• December 25th 2012, 03:31 PM
Bernhard
Polynomial rings - zero divisors
Let R = Z/4Z

Find all the zero divisors of R[x] ...

... and then, further, find all elements of R[x] that are neither units nor zero divisors.
• December 25th 2012, 10:04 PM
Deveno
Re: Polynomial rings - zero divisors
hint: what does the homomorphism used in another post suggest?
• December 26th 2012, 04:04 PM
Bernhard
Re: Polynomial rings - zero divisors
I presume you mean use the following ring homomorphism:

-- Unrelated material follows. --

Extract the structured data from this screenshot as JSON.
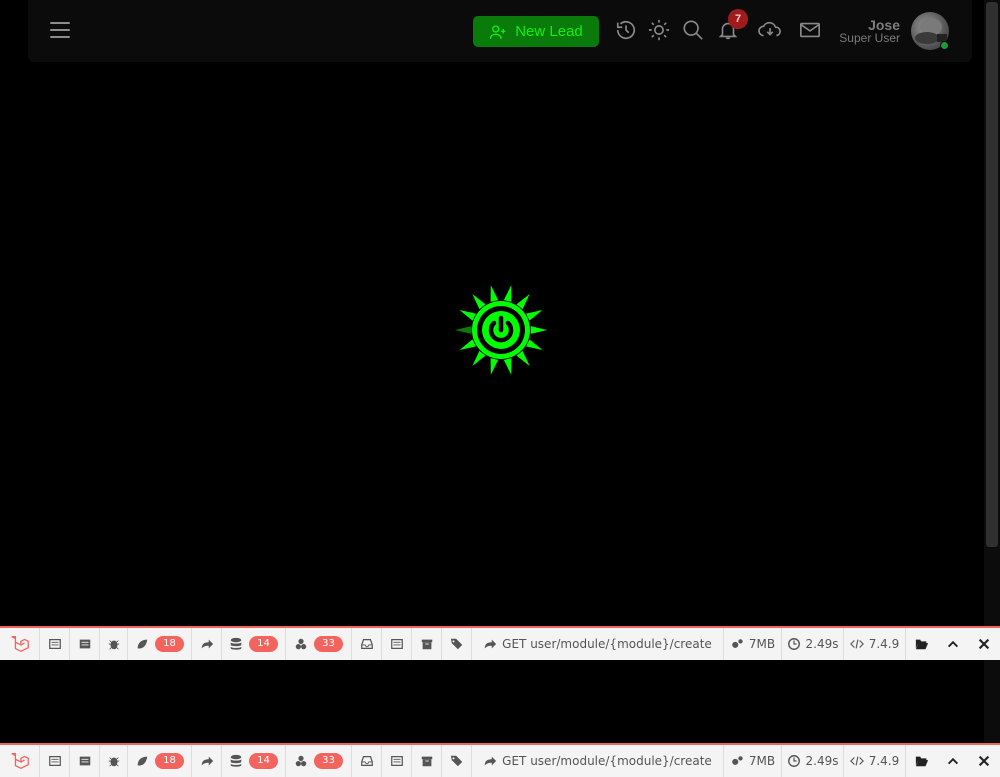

$\phi:$ (Z/4Z) [x] ---> (Z/2Z)[x] [then Z/2Z is a field and the units of Z/2Z[x] are simply the units of Z/2Z ... but zero divisors???)

Then .... ??/

If a(x) is a zero divisor in (Z/4Z)[x] then a(x)b(x) = 0 for some b(x) with a(x) $\ne 0$ and b(x) $\ne 0$

Then $\phi (a(x)b(x)) = \phi (a(x)) \phi (b(x)) = \phi (0) = 0$ with a(x) $\ne 0$ and b(x) $\ne 0$ ...

But ... where to now??

What can one do with a(x) $\ne 0$ and b(x) $\ne 0$ ... how to progress ... that is what does this imply about $\phi (a(x))$ and $\phi (b(x))$

Maybe we could proceed by arguing that $\phi (a(x)) \phi (b(x)) = 0$ implies that

$([a_n] x^n + [a_{n-1} x^{n-1} + ... + a_1 x + a_0) ([b_m] x^m+ [b_{m-1} x^{m-1} + ... + b_1 x + b_0) = 0$

But this would mean that

$[a_n] [b_m] = 0 [mod 2]$ which means $[a_n] = 0$ or $[b_m] = 0$ or both

This seems to imply that Z/2Z[x] has no zero divisors .... but where to from here ... need some further clarification and help.

Peter
• December 26th 2012, 10:50 PM
Deveno
Re: Polynomial rings - zero divisors
of course it has zero divisors, for example:

every polynomial of the form 2(f(x)) is a zero-divisor.
• December 27th 2012, 02:19 PM
Bernhard
Re: Polynomial rings - zero divisors
Are you referring to Z/4Z which certainly has zero divisors of that form?

I was referring to Z/2Z[x] which (I think) has no zero divisors [2Z is a prime ideal so Z/2Z has no zero divisors and thus Z/2Z[x] has no zero divisors.

Is that correct?

I would like your guidance on the use of the homomorphism $\phi$ Z/4Z[x] ---> Z/2Z[x]

It seems that the kernel of the transformation is those polynomials of the form 2(f(x)) which are the zero divisors of Z/4Z. Can we use this somehow?

Peter